French Title: Le Radeau de La Méduse
Artist: Théodore Géricault
Méduse was a French warship which fought in the Napoleonic Wars. Though it survived the battles, it crashed in a sandbank in July 1816 while transporting people to Senegal. The 400 people on board had to evacuate; out of which 151 were put on a raft. These men on the raft had to go through a terrible ordeal. Many were washed into the sea by a storm; others rebelled and were killed by officers; the survivors engaged in cannibalism; and when supplies ran low, injured men were thrown into the sea. After 13 days on sea, the raft was found with only 15 men surviving. The event became an international scandal. Théodore Géricault thoroughly studied the incident before creating this masterpiece. The Raft of the Medusa proved to be hugely influential in French art; is considered an iconic work of French Romanticism; and has immortalized the incident it depicts.
#3 Liberty Leading the People
French Title: La Liberté guidant le peuple
Artist: Eugène Delacroix
Liberty has existed as a goddess in many cultures and during the French Revolution, many allegorical personifications of ‘Liberty’ appeared in France.
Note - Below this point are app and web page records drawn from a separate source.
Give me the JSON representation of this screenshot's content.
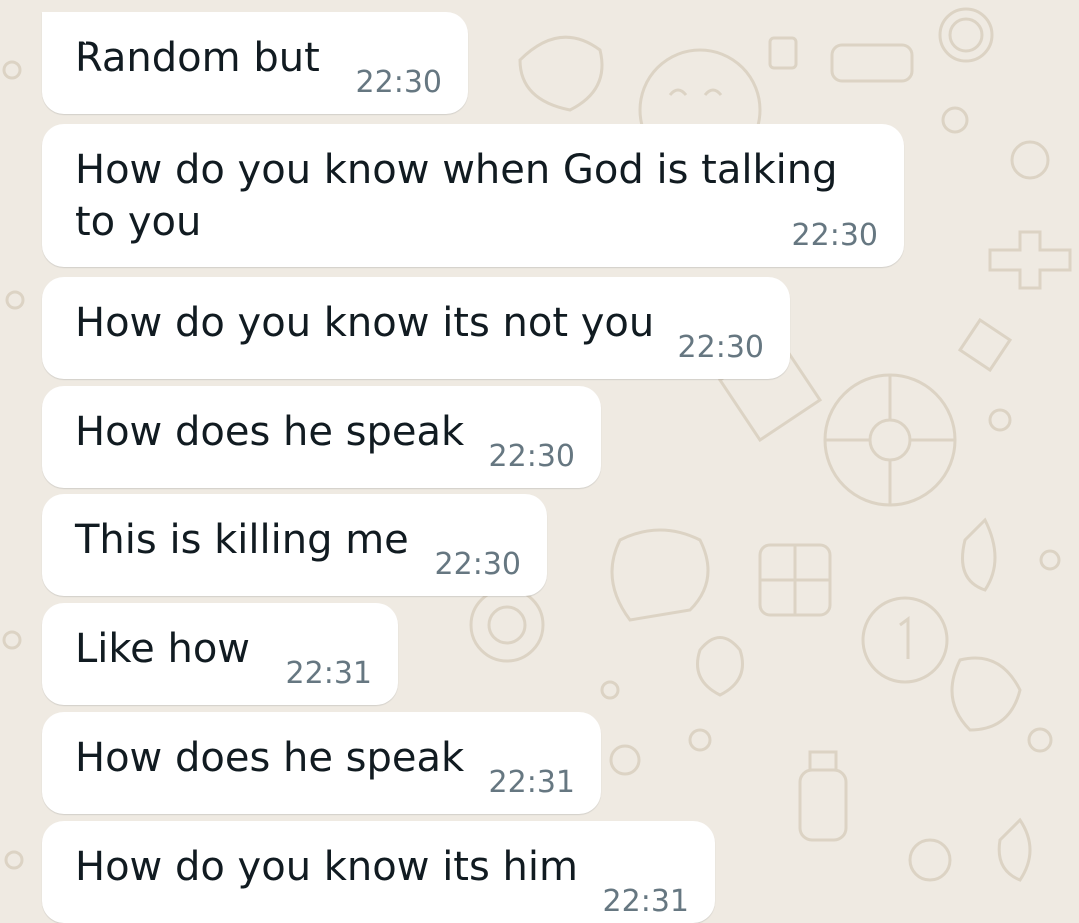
{
  "chat": {
    "messages": [
      {
        "text": "Random but",
        "time": "22:30"
      },
      {
        "text": "How do you know when God is talking to you",
        "time": "22:30"
      },
      {
        "text": "How do you know its not you",
        "time": "22:30"
      },
      {
        "text": "How does he speak",
        "time": "22:30"
      },
      {
        "text": "This is killing me",
        "time": "22:30"
      },
      {
        "text": "Like how",
        "time": "22:31"
      },
      {
        "text": "How does he speak",
        "time": "22:31"
      },
      {
        "text": "How do you know its him",
        "time": "22:31"
      }
    ]
  },
  "colors": {
    "background": "#efeae2",
    "bubble": "#ffffff",
    "text": "#111b21",
    "timestamp": "#667781"
  }
}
Since then the figure of Liberty is viewed as a symbol of France and the French Republic. This painting commemorates the July Revolution of 1830 in which King Charles X of France was overthrown. It shows Liberty as both a goddess and a robust woman of the people. She holds the flag of France in one hand and a firearm in her other hand. Liberty Leading the People is a hugely influential artistic work. Among other things, it has been a source of inspiration for the Statue of Liberty and Victor Hugo’s renowned novel Les Misérables. Since its creation, the painting has also served as a republican and anti-monarchist symbol. The masterpiece of the leading French Romantic painter, Liberty Leading the People tops the list of the most famous paintings of the Romanticism movement. Moreover, it is the most famous painting by a French artist at the Louvre.
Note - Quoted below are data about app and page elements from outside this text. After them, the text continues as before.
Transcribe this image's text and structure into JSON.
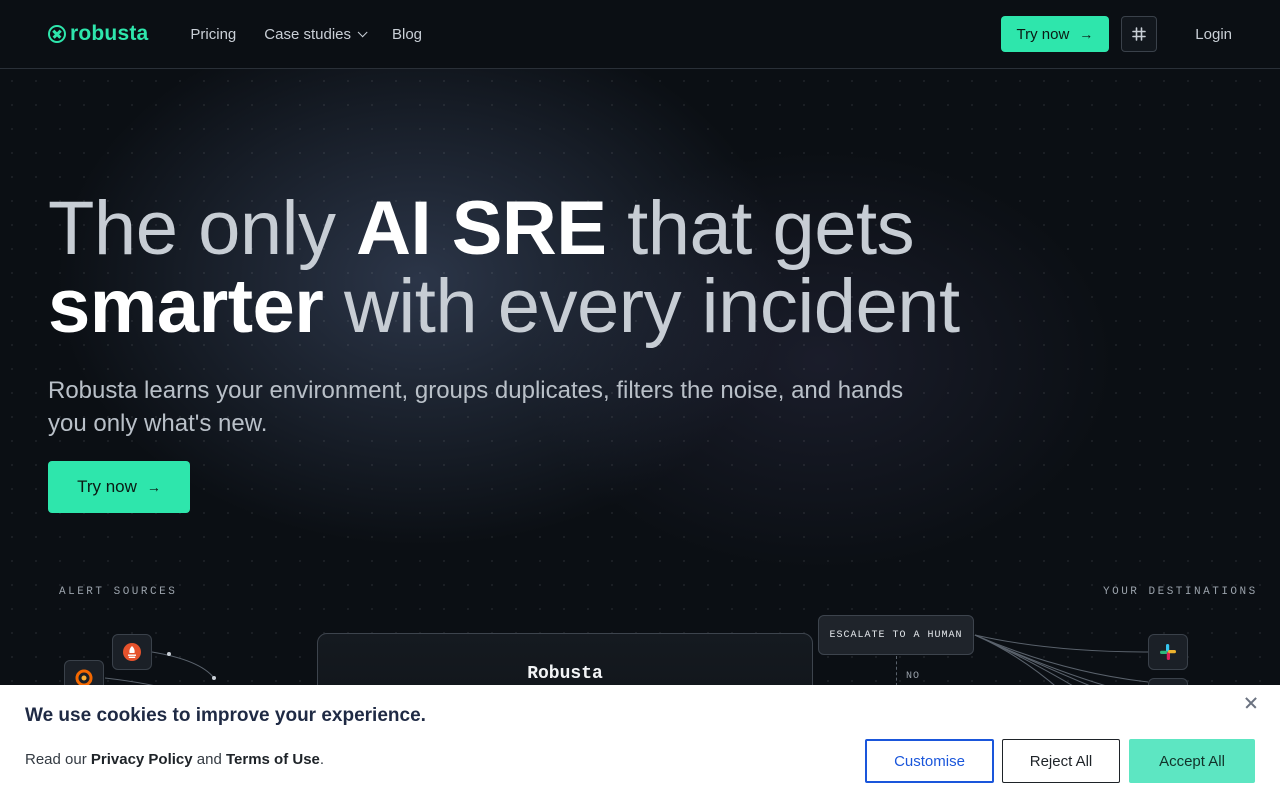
{
  "nav": {
    "logo_text": "robusta",
    "links": [
      "Pricing",
      "Case studies",
      "Blog"
    ],
    "try_label": "Try now",
    "login_label": "Login"
  },
  "hero": {
    "headline_1": "The only ",
    "headline_2": "AI SRE",
    "headline_3": " that gets",
    "headline_4": "smarter",
    "headline_5": " with every incident",
    "subhead": "Robusta learns your environment, groups duplicates, filters the noise, and hands you only what's new.",
    "cta_label": "Try now"
  },
  "diagram": {
    "sources_label": "ALERT SOURCES",
    "destinations_label": "YOUR DESTINATIONS",
    "robusta_label": "Robusta",
    "escalate_label": "ESCALATE TO A HUMAN",
    "no_label": "NO",
    "source_icons": [
      "prometheus-icon",
      "grafana-icon"
    ],
    "destination_icons": [
      "slack-icon"
    ]
  },
  "cookie": {
    "title": "We use cookies to improve your experience.",
    "text_prefix": "Read our ",
    "privacy_link": "Privacy Policy",
    "text_mid": " and ",
    "terms_link": "Terms of Use",
    "text_suffix": ".",
    "customise_label": "Customise",
    "reject_label": "Reject All",
    "accept_label": "Accept All"
  },
  "colors": {
    "accent": "#2ee6ac",
    "background": "#0b0f14",
    "accept_button": "#5de6c2",
    "customise_border": "#1a56db"
  }
}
#2 Venus de Milo
Artist: probably Alexandros of Antioch
Year: between 130 BCE and 100 BCE
It is generally believed that this statue was discovered on 8th April 1820 by a peasant named Yorgos Kentrotas. He found it in pieces on Milos, a Greek island in the Aegean Sea. The sculpture was subsequently presented to King Louis XVIII of France who then gave it to the Louvre, where it is on display to this very day. Also known as Aphrodite of Milos, Venus de Milo is thought to represent Aphrodite, the ancient Greek goddess of love, beauty, pleasure and procreation. The Roman goddess counterpart to Aphrodite was Venus. The statue is believed to have been carved by Alexandros of Antioch, a sculptor of the Hellenistic period. Apart from the much discussed mystery about its missing arms, it was originally draped in jewelry including a bracelet, earrings and a headband. However all these things have been long lost. Venus de Milo is perhaps the most famous work of ancient Greek sculpture. It has been widely referenced in popular culture and has greatly influenced modern artists including Salvador Dali. It is the most famous sculpture at the Louvre.
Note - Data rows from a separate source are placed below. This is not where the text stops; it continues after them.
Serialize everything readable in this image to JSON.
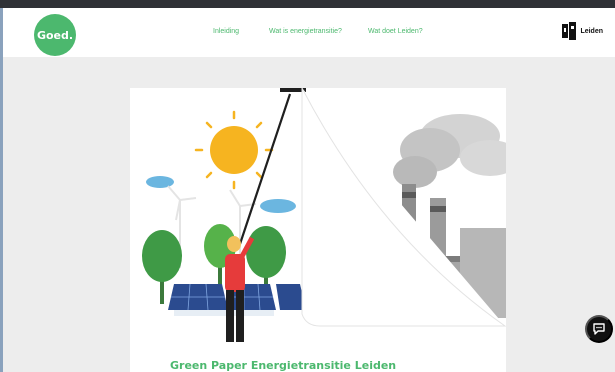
{
  "header": {
    "logo_text": "Goed.",
    "nav": [
      {
        "label": "Inleiding"
      },
      {
        "label": "Wat is energietransitie?"
      },
      {
        "label": "Wat doet Leiden?"
      }
    ],
    "brand_label": "Leiden"
  },
  "hero": {
    "title": "Green Paper Energietransitie Leiden"
  },
  "icons": {
    "chat": "chat-icon",
    "brand": "leiden-crest-icon"
  },
  "colors": {
    "accent": "#4cb86e",
    "background": "#ededed",
    "card": "#ffffff"
  }
}
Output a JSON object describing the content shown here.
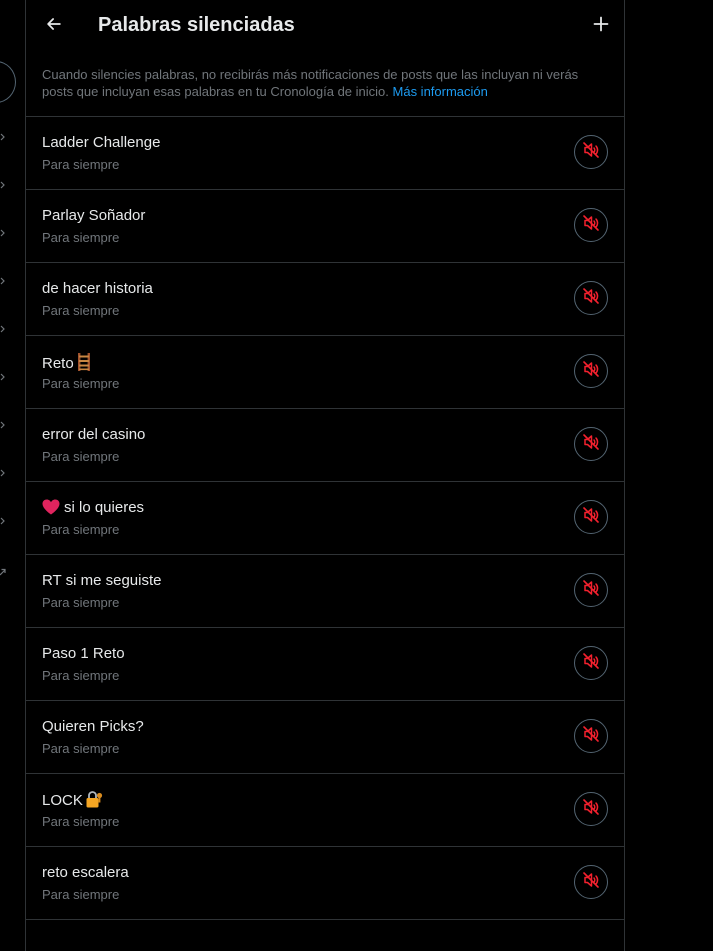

#1 Mona Lisa
Artist: Leonardo da Vinci
Leonardo da Vinci is regarded as the preeminent figure of the Italian Renaissance. His masterpiece, the Mona Lisa has been acclaimed as “the best known, the most visited, the most written about, the most sung about and the most parodied work of art in the world”. Its fame rests, in particular, on the elusive smile on the woman’s face which is why it is also known as “la Gioconda”, or the laughing one. Based on accounts from an early biographer, the painting is a picture of Lisa Gherardini, the real-life wife of a merchant. For Da Vinci, Mona Lisa was forever a work in progress, as it was his attempt at perfection. The painting was never delivered to its commissioner; he kept it with him till the end of his life. Guinness World Records lists the Mona Lisa as having the highest insurance value for a painting in history. It was assessed at US$100 million on December 14, 1962, which after adjusting inflation, would be around US$790 million in 2016. Being the best known painting in the world, Mona Lisa is the most famous artwork at the Louvre.